- Juan Luis Buñuel, Good Films, Cheap Wine, Few Friends: A Memoir (Shaker Heights: Shika Press, 2014) eds. Linda Ehrlich, 2014 p. 400. Juan Luis was the eldest son of Spanish filmmaker Luis Buñuel and Deneuve starred in La femme aux bottes rouges (Juan Luis Buñuel, 1974) ↩
- Yōko Tawada, The Naked Eye (Cambridge: New Directions, 2004) trans. Susan Bernofsky ↩
- Ibid, p. 137 ↩
- With thanks to Yuki Togawa and Hiroko Takada-Amick for suggestions on the translations in this section ↩
- A phrase used by Marjane Satrapi, the animator/director of the 2007 film Persepolis, in which Deneuve provided the voice of the Iranian mother. ↩
- Kaori Shoji, “The Truth about Kore-eda,” Japan Subculture Research Center, 14 October 2019. ↩
- Marta Bałaga, “Hirokazu Kore-eda—Director of The Truth,” Cineuropa, March 8 2019 ↩
- Nicolas Rapold, “Interview: Juliette Binoche,” Film Comment, March 12, 2020 ↩
- Winner of a César in 1999, Gautier is also known for his work on The Motorcycle Diaries, Ash is the Purest White, and several films by Olivier Assayas (Irma Vep, Summer Hours) ↩
- Elizabeth Cabeza, “The best of 2020 The Truth first look: Koreeda’s French family blowout pits Catherine Deneuve against Juliette Binoche,” Sight and Sound, 19 March 2020 ↩
- Nicolas Rapold, “Interview: Juliette Binoche,” Film Comment, March 12 2020 ↩
- Tony Rayns, “Catherine Deneuve plays a monstrous movie star in Kore-eda’s French Adventure,” Sight and Sound, 19 March 2020 ↩
- Yōko Tawada, The Naked Eye (Cambridge: New Directions, 2004) trans.
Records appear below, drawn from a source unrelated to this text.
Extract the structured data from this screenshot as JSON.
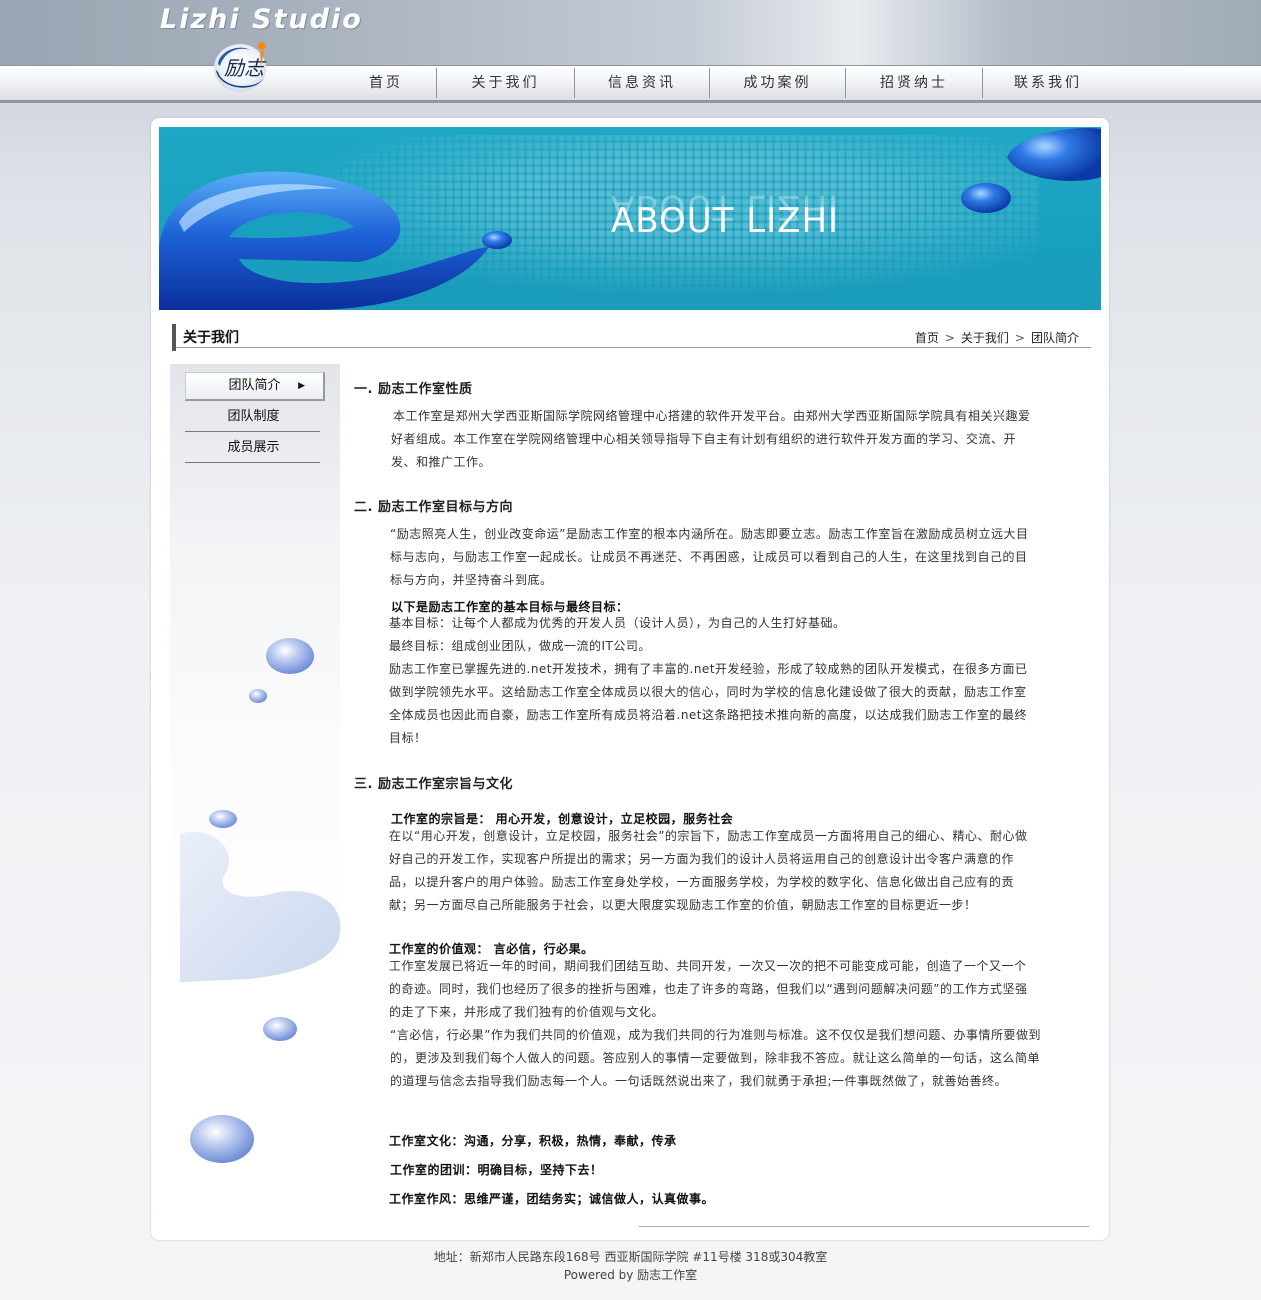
{
  "header": {
    "logo_text": "Lizhi Studio",
    "logo_glyphs": "励志"
  },
  "nav": {
    "items": [
      "首页",
      "关于我们",
      "信息资讯",
      "成功案例",
      "招贤纳士",
      "联系我们"
    ]
  },
  "banner": {
    "title": "ABOUT  LIZHI"
  },
  "section": {
    "title": "关于我们",
    "breadcrumb": [
      "首页",
      "关于我们",
      "团队简介"
    ]
  },
  "sidebar": {
    "items": [
      "团队简介",
      "团队制度",
      "成员展示"
    ],
    "active_index": 0
  },
  "content": {
    "s1_head": "一. 励志工作室性质",
    "s1_p1": "本工作室是郑州大学西亚斯国际学院网络管理中心搭建的软件开发平台。由郑州大学西亚斯国际学院具有相关兴趣爱好者组成。本工作室在学院网络管理中心相关领导指导下自主有计划有组织的进行软件开发方面的学习、交流、开发、和推广工作。",
    "s2_head": "二. 励志工作室目标与方向",
    "s2_p1": "“励志照亮人生，创业改变命运”是励志工作室的根本内涵所在。励志即要立志。励志工作室旨在激励成员树立远大目标与志向，与励志工作室一起成长。让成员不再迷茫、不再困惑，让成员可以看到自己的人生，在这里找到自己的目标与方向，并坚持奋斗到底。",
    "s2_b1": "以下是励志工作室的基本目标与最终目标：",
    "s2_l1": "基本目标：让每个人都成为优秀的开发人员（设计人员），为自己的人生打好基础。",
    "s2_l2": "最终目标：组成创业团队，做成一流的IT公司。",
    "s2_p2": "励志工作室已掌握先进的.net开发技术，拥有了丰富的.net开发经验，形成了较成熟的团队开发模式，在很多方面已做到学院领先水平。这给励志工作室全体成员以很大的信心，同时为学校的信息化建设做了很大的贡献，励志工作室全体成员也因此而自豪，励志工作室所有成员将沿着.net这条路把技术推向新的高度，以达成我们励志工作室的最终目标！",
    "s3_head": "三. 励志工作室宗旨与文化",
    "s3_b1": "工作室的宗旨是：  用心开发，创意设计，立足校园，服务社会",
    "s3_p1": "在以“用心开发，创意设计，立足校园，服务社会”的宗旨下，励志工作室成员一方面将用自己的细心、精心、耐心做好自己的开发工作，实现客户所提出的需求；另一方面为我们的设计人员将运用自己的创意设计出令客户满意的作品，以提升客户的用户体验。励志工作室身处学校，一方面服务学校，为学校的数字化、信息化做出自己应有的贡献；另一方面尽自己所能服务于社会，以更大限度实现励志工作室的价值，朝励志工作室的目标更近一步！",
    "s3_b2": "工作室的价值观：  言必信，行必果。",
    "s3_p2": "工作室发展已将近一年的时间，期间我们团结互助、共同开发，一次又一次的把不可能变成可能，创造了一个又一个的奇迹。同时，我们也经历了很多的挫折与困难，也走了许多的弯路，但我们以“遇到问题解决问题”的工作方式坚强的走了下来，并形成了我们独有的价值观与文化。",
    "s3_p3": "“言必信，行必果”作为我们共同的价值观，成为我们共同的行为准则与标准。这不仅仅是我们想问题、办事情所要做到的，更涉及到我们每个人做人的问题。答应别人的事情一定要做到，除非我不答应。就让这么简单的一句话，这么简单的道理与信念去指导我们励志每一个人。一句话既然说出来了，我们就勇于承担;一件事既然做了，就善始善终。",
    "s3_b3": "工作室文化：沟通，分享，积极，热情，奉献，传承",
    "s3_b4": "工作室的团训：明确目标，坚持下去！",
    "s3_b5": "工作室作风：思维严谨，团结务实；诚信做人，认真做事。"
  },
  "footer": {
    "address": "地址：新郑市人民路东段168号  西亚斯国际学院  #11号楼 318或304教室",
    "powered": "Powered by 励志工作室"
  },
  "colors": {
    "banner": "#1aa0bf",
    "drop_blue": "#1f63d6",
    "nav_border": "#8d96a3"
  }
}
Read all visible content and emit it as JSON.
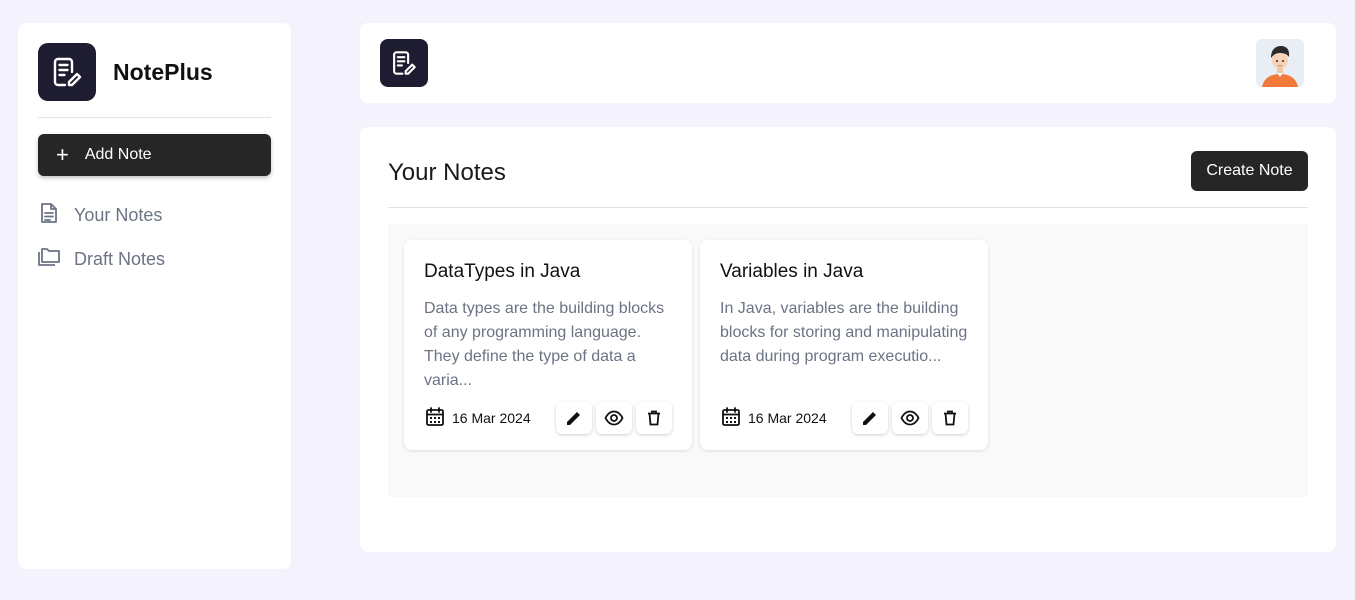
{
  "sidebar": {
    "app_name": "NotePlus",
    "add_note_label": "Add Note",
    "items": [
      {
        "label": "Your Notes",
        "icon": "document-icon"
      },
      {
        "label": "Draft Notes",
        "icon": "folders-icon"
      }
    ]
  },
  "main": {
    "title": "Your Notes",
    "create_label": "Create Note",
    "notes": [
      {
        "title": "DataTypes in Java",
        "body": "Data types are the building blocks of any programming language. They define the type of data a varia...",
        "date": "16 Mar 2024"
      },
      {
        "title": "Variables in Java",
        "body": "In Java, variables are the building blocks for storing and manipulating data during program executio...",
        "date": "16 Mar 2024"
      }
    ]
  },
  "colors": {
    "background": "#f4f2fd",
    "brand_dark": "#1e1c30",
    "button_dark": "#262626",
    "muted_text": "#6b7384"
  }
}
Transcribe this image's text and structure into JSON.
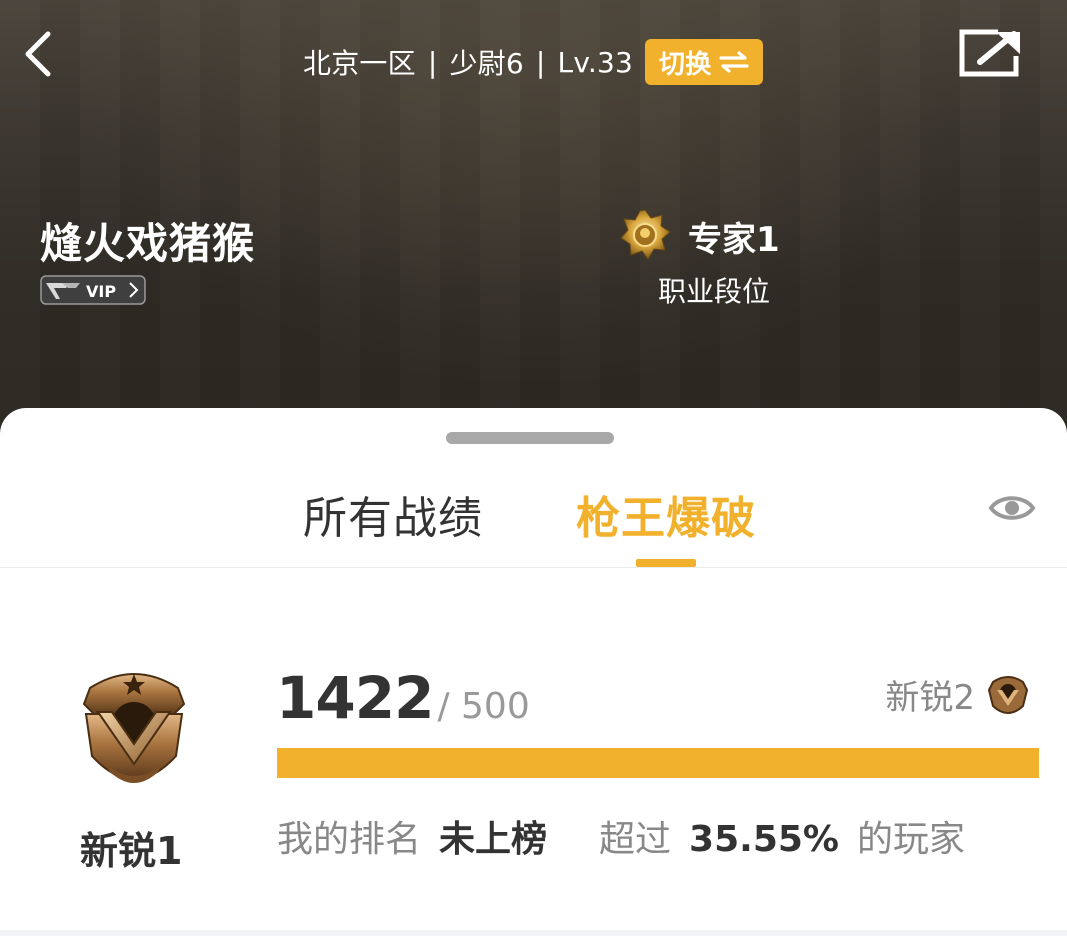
{
  "header": {
    "server": "北京一区",
    "rank_title": "少尉6",
    "level": "Lv.33",
    "separator": "|",
    "switch_label": "切换",
    "player_name": "熢火戏猪猴",
    "vip_label": "VIP",
    "pro_rank": "专家1",
    "pro_rank_caption": "职业段位"
  },
  "tabs": {
    "items": [
      {
        "label": "所有战绩",
        "active": false
      },
      {
        "label": "枪王爆破",
        "active": true
      }
    ]
  },
  "stats": {
    "current_rank": "新锐1",
    "score": "1422",
    "score_total": "/ 500",
    "next_rank": "新锐2",
    "progress_fraction": 1.0,
    "my_rank_label": "我的排名",
    "my_rank_value": "未上榜",
    "exceed_label": "超过",
    "exceed_percent": "35.55%",
    "exceed_suffix": "的玩家"
  },
  "colors": {
    "accent": "#f2b12c",
    "text_dark": "#333333",
    "text_muted": "#888888"
  },
  "icons": {
    "back": "chevron-left-icon",
    "switch": "swap-arrows-icon",
    "share": "share-icon",
    "eye": "eye-icon",
    "pro_rank": "gold-emblem-icon",
    "current_rank": "bronze-shield-icon",
    "next_rank": "bronze-small-shield-icon"
  }
}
Susan Bernofsky, p. 200 ↩
- Anthony Lane, “The Generational Anxieties of `The Truth,’” New Yorker (23 March 2020) ↩